Submitted to: Molecular Breeding
Publication Type: Peer Reviewed Journal
Publication Acceptance Date: 11/19/2008
Publication Date: 12/11/2008
Citation: Gasic, K., Yuepeng, H., Kertbundit, S., Shulaev, V., Lezzoni, A., Stover, E.W., Bell, R.L., Wisniewski, M.E., Korban, S. 2009. Characteristics and transferability of new apple EST-derived SSRs to other Rosaceae species. Molecular Breeding. 23:397-411. Interpretive Summary: Breeding new varieties of fruit trees with specific traits is a long and costly endeavor. Once a cross is made, it can take 4 – 5 years before the offspring will bear fruit for evaluating or before it can be used for further crosses. It is not unreasonable for it to take up to 25 years or more to develop a new fruit variety. During that entire time, the various breeding lines need to be maintained in the field which is very costly and labor intensive. A typical tree fruit breeding program may have thousands of trees to maintain as crosses are made, selections are evaluated, elite parents defined, and further crosses are made and evaluated. Any technology that could either reduce the time to evaluation or lower the number of offspring that need to be maintained would greatly increase efficiency, lower costs, and result in the production of new varieties in a timely manner. The use of genetic markers in a breeding program can be used as a selection tool to identify specific traits in individuals, an approach referred to as marker-assisted-selection (MAS). This approach allows a breeder to screen germplasm while plants are still in a seedling stage, with many hundreds of trees occupying a small amount of bench space. Instead of planting all the offspring in the field for evaluation, MAS allows one to plant only 'elite' selections that are known to carry the genetic markers for the traits of interest. In order to use MAS, good genetic maps of tree fruit cultivars are needed. Microsatellites, also known as simple sequence repeats (SSRs) are short, repetitive sequences of DNA that are the tool of choice for making the genetic maps necessary to define molecular markers for specific traits. Tree fruits (apple, pear, cherry, peach, plums, etc.) and strawberries and roses belong in the taxonomic family, Rosaceae. Within the family, more SSRs have been defined for apple than for any other species. The purpose of the present study was to determine if the primers used to amplify SSRs in apple could also be used to identify similar SSRs in other tree fruit species. A total of 68 apple SSRs were used on 50 individual members of the Rosaceae representing 3 different genera and 14 species. Transferability of apple SSRs to other tree fruit species ranged from 20 percent in sweet cherry to 62 percent in pear. Rose and peach exhibited 40 and 44 percent transferability, respectively, while the strawberry genus exhibited 53 percent. Overall these finding suggest that many apple SSRs can be used on other members of the rose family to generate genetic maps. These SSRs can also be used in the future for comparative mapping and determining levels of genetic similarity within the members of the rose family.

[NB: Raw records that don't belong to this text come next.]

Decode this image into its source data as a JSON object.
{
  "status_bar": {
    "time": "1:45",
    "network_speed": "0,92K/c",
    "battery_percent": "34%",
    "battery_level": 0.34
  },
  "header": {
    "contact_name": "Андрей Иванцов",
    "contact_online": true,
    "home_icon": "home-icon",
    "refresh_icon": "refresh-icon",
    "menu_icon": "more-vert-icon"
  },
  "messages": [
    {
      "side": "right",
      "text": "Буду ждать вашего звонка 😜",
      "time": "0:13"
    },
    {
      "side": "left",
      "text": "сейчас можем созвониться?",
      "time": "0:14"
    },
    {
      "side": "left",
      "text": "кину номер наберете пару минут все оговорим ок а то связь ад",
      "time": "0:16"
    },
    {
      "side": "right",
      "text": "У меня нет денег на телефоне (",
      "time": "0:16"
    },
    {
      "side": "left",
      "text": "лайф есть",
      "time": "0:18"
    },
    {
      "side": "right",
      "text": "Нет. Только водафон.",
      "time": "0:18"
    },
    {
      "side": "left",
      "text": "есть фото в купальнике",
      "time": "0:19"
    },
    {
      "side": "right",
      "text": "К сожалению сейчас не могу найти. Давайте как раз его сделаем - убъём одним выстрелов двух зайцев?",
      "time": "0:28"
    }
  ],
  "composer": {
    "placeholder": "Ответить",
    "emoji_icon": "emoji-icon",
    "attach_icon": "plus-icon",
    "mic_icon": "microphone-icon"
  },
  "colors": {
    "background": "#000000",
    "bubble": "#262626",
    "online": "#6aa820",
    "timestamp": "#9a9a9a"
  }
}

Technical Abstract: Genic microsatellites or simple sequence repeats derived from expressed sequence tags (ESTs), referred to as EST–SSRs, are inexpensive to develop, represent transcribed genes, and often have assigned putative function. The large apple (Malus x domestica) EST database (over 300,000) provides a valuable resource for developing well-characterized DNA molecular markers. In this study, we have investigated the level of transferability of 68 apple EST-SSRs in 50 individual members of the Rosaceae family, representing three genera and fourteen species. These representatives included pear (Pyrus communis), apricot (Prunus armeniaca), European plum (P. domestica), Japanese plum (P. salicina), almond (P. dulcis), peach (P. persica), sour cherry (P. cerasus), sweet cherry (P. avium), strawberry (Fragaria vesca, F. moschata, F. virginiana, F. nipponica, and F. pentaphylla), and rose (Rosa hybrida). All 68 primer pairs gave an amplification product when tested on eight apple cultivars, and for most, the amplification product matched the in silico predicted size. When tested across the Rosaceae family, only 76 percent of these primer pairs produced amplification products. Transferability of apple EST-SSRs across the Rosaceae family ranged from 20 percent in sweet cherry to 62 percent in the closely related pear. Besides pear, the highest transferability of these apple EST-SSRs, at the genus level, was observed for rose and peach, 40 and 44 percent, respectively. Interestingly, the observed transferability across the genera Prunus and Fragaria was rather similar, 51 percent and 53 percent, respectively. Overall, these findings suggest that transferability of apple EST-SSRs across the Rosaceae family was good, thereby providing additional markers for comparative mapping and for carrying out evolutionary studies.